- [WORK REQUIRED] Locate the string "admin" in the listing below. Copy every line where it is found.

- [MATERIAL SUPPLIED]
+---+

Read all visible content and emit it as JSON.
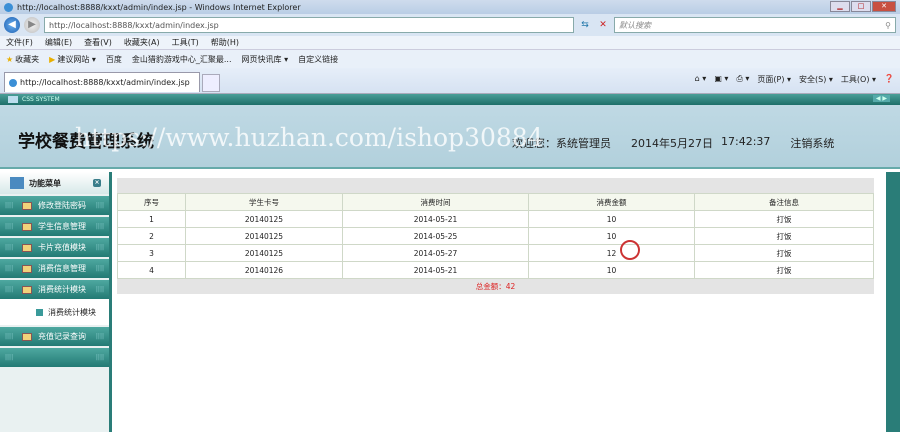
{
  "browser": {
    "window_title": "http://localhost:8888/kxxt/admin/index.jsp - Windows Internet Explorer",
    "url": "http://localhost:8888/kxxt/admin/index.jsp",
    "search_placeholder": "默认搜索",
    "tab_title": "http://localhost:8888/kxxt/admin/index.jsp",
    "menu": [
      "文件(F)",
      "编辑(E)",
      "查看(V)",
      "收藏夹(A)",
      "工具(T)",
      "帮助(H)"
    ],
    "favorites": [
      "收藏夹",
      "建议网站 ▾",
      "百度",
      "金山猎豹游戏中心_汇聚最...",
      "网页快讯库 ▾",
      "自定义链接"
    ],
    "commands": [
      "页面(P) ▾",
      "安全(S) ▾",
      "工具(O) ▾"
    ]
  },
  "app": {
    "bar_label": "CSS SYSTEM",
    "title": "学校餐费管理系统",
    "welcome": "欢迎您：系统管理员",
    "date": "2014年5月27日",
    "time": "17:42:37",
    "logout": "注销系统",
    "watermark": "https://www.huzhan.com/ishop30884"
  },
  "sidebar": {
    "header": "功能菜单",
    "items": [
      "修改登陆密码",
      "学生信息管理",
      "卡片充值模块",
      "消费信息管理",
      "消费统计模块"
    ],
    "subitem": "消费统计模块",
    "after": [
      "充值记录查询"
    ]
  },
  "table": {
    "headers": [
      "序号",
      "学生卡号",
      "消费时间",
      "消费金额",
      "备注信息"
    ],
    "rows": [
      [
        "1",
        "20140125",
        "2014-05-21",
        "10",
        "打饭"
      ],
      [
        "2",
        "20140125",
        "2014-05-25",
        "10",
        "打饭"
      ],
      [
        "3",
        "20140125",
        "2014-05-27",
        "12",
        "打饭"
      ],
      [
        "4",
        "20140126",
        "2014-05-21",
        "10",
        "打饭"
      ]
    ],
    "total": "总金额：42"
  }
}
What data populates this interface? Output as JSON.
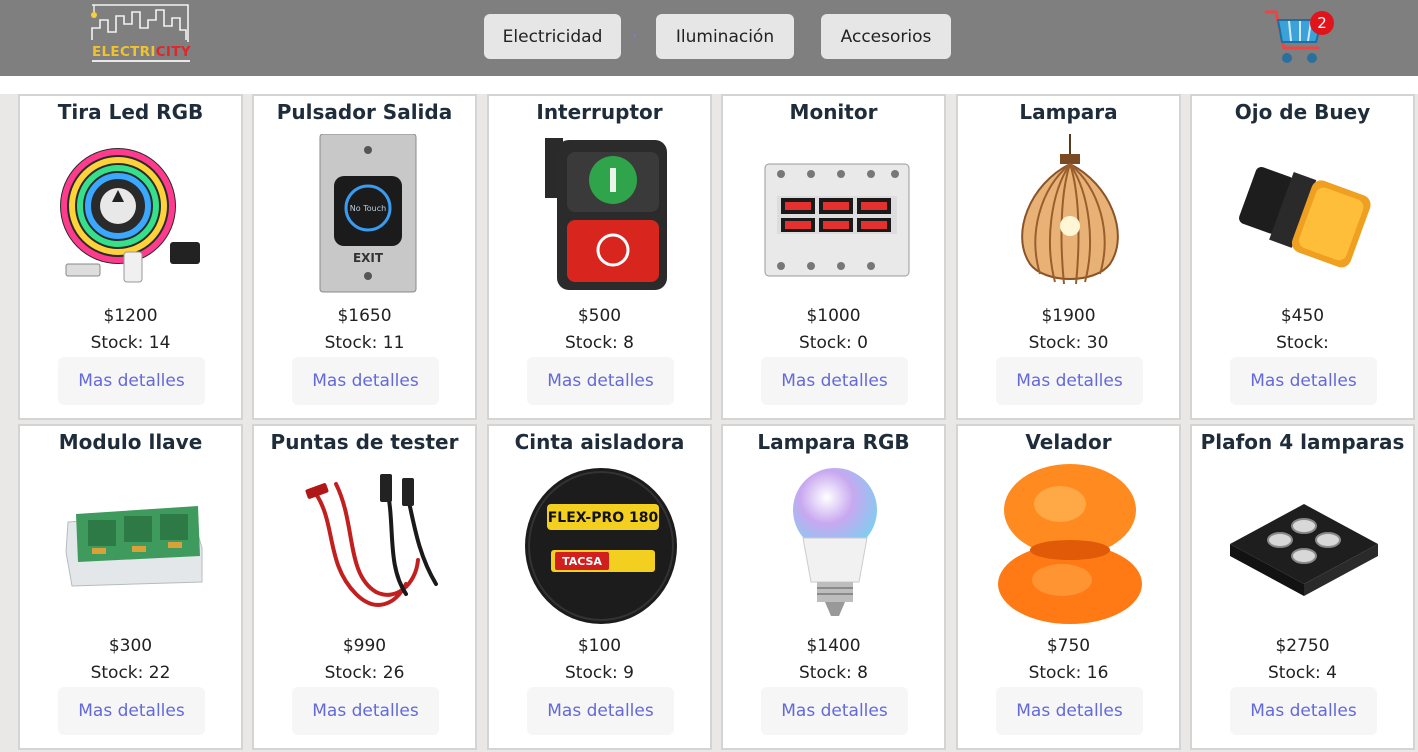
{
  "header": {
    "logo": {
      "part1": "ELECTRI",
      "part2": "CITY"
    },
    "nav": [
      {
        "label": "Electricidad"
      },
      {
        "label": "Iluminación"
      },
      {
        "label": "Accesorios"
      }
    ],
    "nav_separator": "•",
    "cart": {
      "count": "2",
      "icon": "cart-icon"
    }
  },
  "products": [
    {
      "title": "Tira Led RGB",
      "price": "$1200",
      "stock": "Stock: 14",
      "button": "Mas detalles",
      "image": "led-strip-image"
    },
    {
      "title": "Pulsador Salida",
      "price": "$1650",
      "stock": "Stock: 11",
      "button": "Mas detalles",
      "image": "exit-button-image",
      "image_text": {
        "touch": "No Touch",
        "exit": "EXIT"
      }
    },
    {
      "title": "Interruptor",
      "price": "$500",
      "stock": "Stock: 8",
      "button": "Mas detalles",
      "image": "switch-image"
    },
    {
      "title": "Monitor",
      "price": "$1000",
      "stock": "Stock: 0",
      "button": "Mas detalles",
      "image": "voltage-monitor-image"
    },
    {
      "title": "Lampara",
      "price": "$1900",
      "stock": "Stock: 30",
      "button": "Mas detalles",
      "image": "pendant-lamp-image"
    },
    {
      "title": "Ojo de Buey",
      "price": "$450",
      "stock": "Stock:",
      "button": "Mas detalles",
      "image": "indicator-light-image"
    },
    {
      "title": "Modulo llave",
      "price": "$300",
      "stock": "Stock: 22",
      "button": "Mas detalles",
      "image": "switch-module-image"
    },
    {
      "title": "Puntas de tester",
      "price": "$990",
      "stock": "Stock: 26",
      "button": "Mas detalles",
      "image": "test-leads-image"
    },
    {
      "title": "Cinta aisladora",
      "price": "$100",
      "stock": "Stock: 9",
      "button": "Mas detalles",
      "image": "insulating-tape-image",
      "image_text": {
        "brand": "FLEX-PRO 180",
        "maker": "TACSA"
      }
    },
    {
      "title": "Lampara RGB",
      "price": "$1400",
      "stock": "Stock: 8",
      "button": "Mas detalles",
      "image": "rgb-bulb-image"
    },
    {
      "title": "Velador",
      "price": "$750",
      "stock": "Stock: 16",
      "button": "Mas detalles",
      "image": "table-lamp-image"
    },
    {
      "title": "Plafon 4 lamparas",
      "price": "$2750",
      "stock": "Stock: 4",
      "button": "Mas detalles",
      "image": "ceiling-light-image"
    }
  ]
}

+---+

- [EXERCISE RESULT]
    "window_title": "http://localhost:8888/kxxt/admin/index.jsp - Windows Internet Explorer",
    "url": "http://localhost:8888/kxxt/admin/index.jsp",
    "tab_title": "http://localhost:8888/kxxt/admin/index.jsp",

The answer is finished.